Web page and app entries:
= = = = =

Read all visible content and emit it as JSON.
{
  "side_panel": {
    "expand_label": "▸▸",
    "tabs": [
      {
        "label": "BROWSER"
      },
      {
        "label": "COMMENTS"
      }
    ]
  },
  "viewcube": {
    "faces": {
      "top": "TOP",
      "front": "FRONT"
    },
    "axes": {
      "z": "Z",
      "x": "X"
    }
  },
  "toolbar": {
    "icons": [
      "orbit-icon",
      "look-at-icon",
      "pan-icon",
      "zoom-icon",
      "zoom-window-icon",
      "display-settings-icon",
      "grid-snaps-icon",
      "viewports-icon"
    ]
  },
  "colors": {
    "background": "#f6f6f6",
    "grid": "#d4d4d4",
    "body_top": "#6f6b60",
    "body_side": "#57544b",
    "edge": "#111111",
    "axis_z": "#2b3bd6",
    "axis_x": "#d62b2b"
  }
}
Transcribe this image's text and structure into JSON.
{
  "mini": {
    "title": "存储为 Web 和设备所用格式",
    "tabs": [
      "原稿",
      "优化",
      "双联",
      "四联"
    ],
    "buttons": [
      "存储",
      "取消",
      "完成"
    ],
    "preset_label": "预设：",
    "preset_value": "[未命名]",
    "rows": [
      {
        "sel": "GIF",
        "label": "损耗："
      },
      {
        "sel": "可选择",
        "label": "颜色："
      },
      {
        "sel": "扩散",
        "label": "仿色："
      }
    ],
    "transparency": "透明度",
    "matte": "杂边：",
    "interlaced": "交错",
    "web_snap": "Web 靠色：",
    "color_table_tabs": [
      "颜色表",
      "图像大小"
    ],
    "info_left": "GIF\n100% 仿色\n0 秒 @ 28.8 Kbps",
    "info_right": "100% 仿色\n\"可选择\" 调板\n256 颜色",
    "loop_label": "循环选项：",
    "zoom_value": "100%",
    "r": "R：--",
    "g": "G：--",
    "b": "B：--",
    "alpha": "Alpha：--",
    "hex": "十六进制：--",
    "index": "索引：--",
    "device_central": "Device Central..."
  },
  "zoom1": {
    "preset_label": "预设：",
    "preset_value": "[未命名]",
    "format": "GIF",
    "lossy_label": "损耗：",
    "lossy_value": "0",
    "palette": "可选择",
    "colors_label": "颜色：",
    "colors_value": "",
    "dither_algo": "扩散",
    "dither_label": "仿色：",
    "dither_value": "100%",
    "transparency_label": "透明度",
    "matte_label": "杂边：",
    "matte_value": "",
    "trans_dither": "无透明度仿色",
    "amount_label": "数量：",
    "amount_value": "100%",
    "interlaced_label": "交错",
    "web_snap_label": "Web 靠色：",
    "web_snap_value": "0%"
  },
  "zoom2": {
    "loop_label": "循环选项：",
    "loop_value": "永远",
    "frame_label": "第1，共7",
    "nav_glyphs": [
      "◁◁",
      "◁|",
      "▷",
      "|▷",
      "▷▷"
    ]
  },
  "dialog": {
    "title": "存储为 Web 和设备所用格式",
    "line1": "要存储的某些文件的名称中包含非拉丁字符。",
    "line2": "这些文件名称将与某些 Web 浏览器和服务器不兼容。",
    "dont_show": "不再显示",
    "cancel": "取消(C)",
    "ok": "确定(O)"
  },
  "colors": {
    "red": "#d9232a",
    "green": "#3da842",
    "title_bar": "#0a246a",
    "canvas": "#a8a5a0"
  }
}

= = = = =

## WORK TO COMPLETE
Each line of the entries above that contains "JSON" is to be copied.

## RESPONSE TO THE TASK
Read all visible content and emit it as JSON.
Transcribe this image's text and structure into JSON.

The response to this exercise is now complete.